In the mid-1960s, when everything liberal seemed to come up roses and programs like Job Corps, Head Start, Foster Grandparents, Legal Services and VISTA blossomed like springtime itself, it was accepted that these were liberal programs.Liberals like Sargent Shriver at the old Office of Economic Opportunity created them. Other liberals -- Joseph Califano in the Lyndon Johnson White House -- lobbied for them, and liberals in Congress funded them.
That analysis was simplistic. A number of people knew better, especially Shriver. These are programs, he argued, that have a built-in appeal for conservative Republicans who want to go beyond ideology: Money is thrown at problems, all right, but in a few years the money gets thrown back, sometimes double or triple the cost. In addition, the programs have minimal federal involvement.
Time has proven Shriver to be uncannily accurate.A few days ago, Sen. Orrin Hatch, the Utah conservative who is the new chairman of the Senate Committee on Labor and Human Resources, sounded like the upbeat Shriver of old in defending the Job Corps. Hatch warned his soul mates in the Reagan administration: "Here at last . . . is a government job training program that provides jobs and saves more dollars than it expends . . . . The Job Corps has been a leader in synthesizing methods and materials to educate and train the most hard-core disadvantaged."
In a throwback of its own in the 1960s, the Reagan budget-trimmers, as they were about to knife into the Job Corps, repeated an argument Richard Nixon used in his 1968 campaign: that it costs more to put someone through the Job Corps than through Harvard. Hatch said this was ridiculous. He told a reporter, "We're talking about functionally illiterate kids who stand no chance whatsoever of going to Harvard, or any other university for that matter. We're talking about saving kids from a lifetime on the public dole."
That was the liberal sentiment 16 years ago, except that Hatch the conservative speaks with even greater authority today. He has visited established Job Corps centers. He has read the performance studies, which have been positive.
With Hatch proclaiming that the "public investment in the Job Corps is economically efficient," the Office of Management and Budget has changed its mind and will leave the program intact.
If a few field trips to Job Corps centers impressed Sen. Hatch, the same approach led Nancy Reagan to become an advocate of Foster Grandparents. The program, in which low-income elderly citizens work 20 hours a week caring for children who may be handicapped or retarded, operates in more than 200 sites. With Mrs. Reagan's enthusiasm -- her involvement goes as far back as 1967 in Sacramento and as recently as a trip a few days ago to a center in Prince George's County, Md. -- the program's budget of $48 million is to be increased next year.

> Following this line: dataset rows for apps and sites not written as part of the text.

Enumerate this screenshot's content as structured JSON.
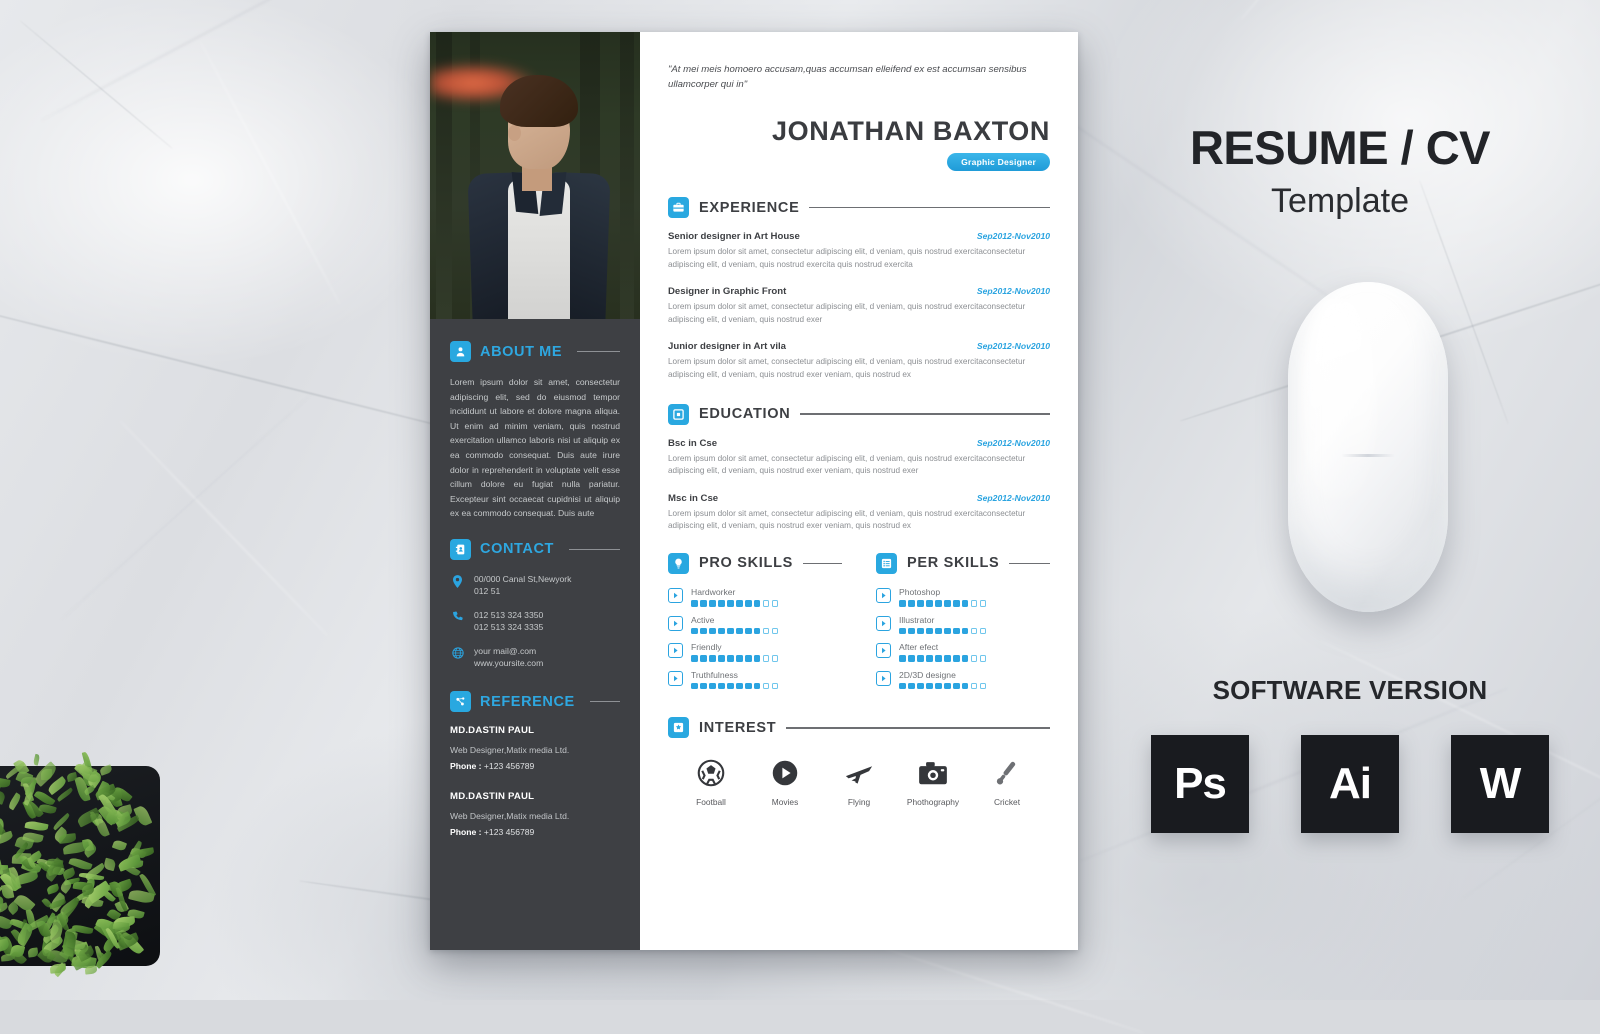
{
  "resume": {
    "quote": "\"At mei meis homoero accusam,quas accumsan elleifend ex est accumsan sensibus ullamcorper qui in\"",
    "name": "JONATHAN BAXTON",
    "role_badge": "Graphic Designer",
    "accent_color": "#2ba4e0",
    "dark_panel_color": "#3e4044",
    "about": {
      "title": "ABOUT ME",
      "icon": "user-icon",
      "text": "Lorem ipsum dolor sit amet, consectetur adipiscing elit, sed do eiusmod tempor incididunt ut labore et dolore magna aliqua. Ut enim ad minim veniam, quis nostrud exercitation ullamco laboris nisi ut aliquip ex ea commodo consequat. Duis aute irure dolor in reprehenderit in voluptate velit esse cillum dolore eu fugiat nulla pariatur. Excepteur sint occaecat cupidnisi ut aliquip ex ea commodo consequat. Duis aute"
    },
    "experience": {
      "title": "EXPERIENCE",
      "icon": "briefcase-icon",
      "items": [
        {
          "title": "Senior designer in Art House",
          "date": "Sep2012-Nov2010",
          "desc": "Lorem ipsum dolor sit amet, consectetur adipiscing elit, d veniam, quis nostrud exercitaconsectetur adipiscing elit, d veniam, quis nostrud exercita quis nostrud exercita"
        },
        {
          "title": "Designer in Graphic Front",
          "date": "Sep2012-Nov2010",
          "desc": "Lorem ipsum dolor sit amet, consectetur adipiscing elit, d veniam, quis nostrud exercitaconsectetur adipiscing elit, d veniam, quis nostrud exer"
        },
        {
          "title": "Junior designer in Art vila",
          "date": "Sep2012-Nov2010",
          "desc": "Lorem ipsum dolor sit amet, consectetur adipiscing elit, d veniam, quis nostrud exercitaconsectetur adipiscing elit, d veniam, quis nostrud exer  veniam, quis nostrud ex"
        }
      ]
    },
    "education": {
      "title": "EDUCATION",
      "icon": "graduation-icon",
      "items": [
        {
          "title": "Bsc in Cse",
          "date": "Sep2012-Nov2010",
          "desc": "Lorem ipsum dolor sit amet, consectetur adipiscing elit, d veniam, quis nostrud exercitaconsectetur adipiscing elit, d veniam, quis nostrud exer  veniam, quis nostrud exer"
        },
        {
          "title": "Msc in Cse",
          "date": "Sep2012-Nov2010",
          "desc": "Lorem ipsum dolor sit amet, consectetur adipiscing elit, d veniam, quis nostrud exercitaconsectetur adipiscing elit, d veniam, quis nostrud exer  veniam, quis nostrud ex"
        }
      ]
    },
    "contact": {
      "title": "CONTACT",
      "icon": "phone-book-icon",
      "rows": [
        {
          "icon": "location-pin-icon",
          "lines": [
            "00/000 Canal St,Newyork",
            "012 51"
          ]
        },
        {
          "icon": "phone-icon",
          "lines": [
            "012 513 324 3350",
            "012 513 324 3335"
          ]
        },
        {
          "icon": "globe-icon",
          "lines": [
            "your mail@.com",
            "www.yoursite.com"
          ]
        }
      ]
    },
    "reference": {
      "title": "REFERENCE",
      "icon": "network-icon",
      "items": [
        {
          "name": "MD.DASTIN PAUL",
          "role": "Web Designer,Matix media Ltd.",
          "phone_label": "Phone :",
          "phone": "+123  456789"
        },
        {
          "name": "MD.DASTIN PAUL",
          "role": "Web Designer,Matix media Ltd.",
          "phone_label": "Phone :",
          "phone": "+123  456789"
        }
      ]
    },
    "pro_skills": {
      "title": "PRO SKILLS",
      "icon": "bulb-icon",
      "items": [
        {
          "name": "Hardworker",
          "filled": 8,
          "total": 10
        },
        {
          "name": "Active",
          "filled": 8,
          "total": 10
        },
        {
          "name": "Friendly",
          "filled": 8,
          "total": 10
        },
        {
          "name": "Truthfulness",
          "filled": 8,
          "total": 10
        }
      ]
    },
    "per_skills": {
      "title": "PER SKILLS",
      "icon": "list-icon",
      "items": [
        {
          "name": "Photoshop",
          "filled": 8,
          "total": 10
        },
        {
          "name": "Illustrator",
          "filled": 8,
          "total": 10
        },
        {
          "name": "After efect",
          "filled": 8,
          "total": 10
        },
        {
          "name": "2D/3D designe",
          "filled": 8,
          "total": 10
        }
      ]
    },
    "interest": {
      "title": "INTEREST",
      "icon": "star-grid-icon",
      "items": [
        {
          "label": "Football",
          "icon": "football-icon"
        },
        {
          "label": "Movies",
          "icon": "play-circle-icon"
        },
        {
          "label": "Flying",
          "icon": "airplane-icon"
        },
        {
          "label": "Phothography",
          "icon": "camera-icon"
        },
        {
          "label": "Cricket",
          "icon": "cricket-icon"
        }
      ]
    }
  },
  "promo": {
    "title": "RESUME / CV",
    "subtitle": "Template",
    "software_title": "SOFTWARE VERSION",
    "software": [
      {
        "label": "Ps",
        "name": "photoshop-badge"
      },
      {
        "label": "Ai",
        "name": "illustrator-badge"
      },
      {
        "label": "W",
        "name": "word-badge"
      }
    ]
  }
}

Head Start is also safe. In fact, so many politicans have come to know its excellence that it was one of the Reagan administration's "safe seven" programs.
But what of all the others that aren't safe? Are they to be cut or abolished merely because no Orrin Hatch or Nancy Reagan has kindly regards for them? Are we to have a policy for pet programs?
If Legal Services, VISTA and similar poverty programs now operated by the Community Services Administration are under attack and with no patron with clout to protect them, then we are back to the simplism that prevailed when the programs began in the mid-1960s: They are the creations of liberals. This being an administration of conservatives, ideology alone is justification to batter them.
If anything, officials of most of the threatened poverty programs have strained to be apolitical. They understood that to be even suspected of leftish leanings creates useless trouble.
Comes David Stockman, a teen-ager when legislation establishing many of these programs was passed.Neither he nor Reagan has offered detailed evidence that the poverty programs aren't working or are wasting money or that the need has vanished.
It is to be imagined that congressional appropriations or oversight committees have been fooled all these years? Or that conservatives like Hatch, as wary as anyone about do-gooders and turf-protecting bureaucrats, have let their guard down?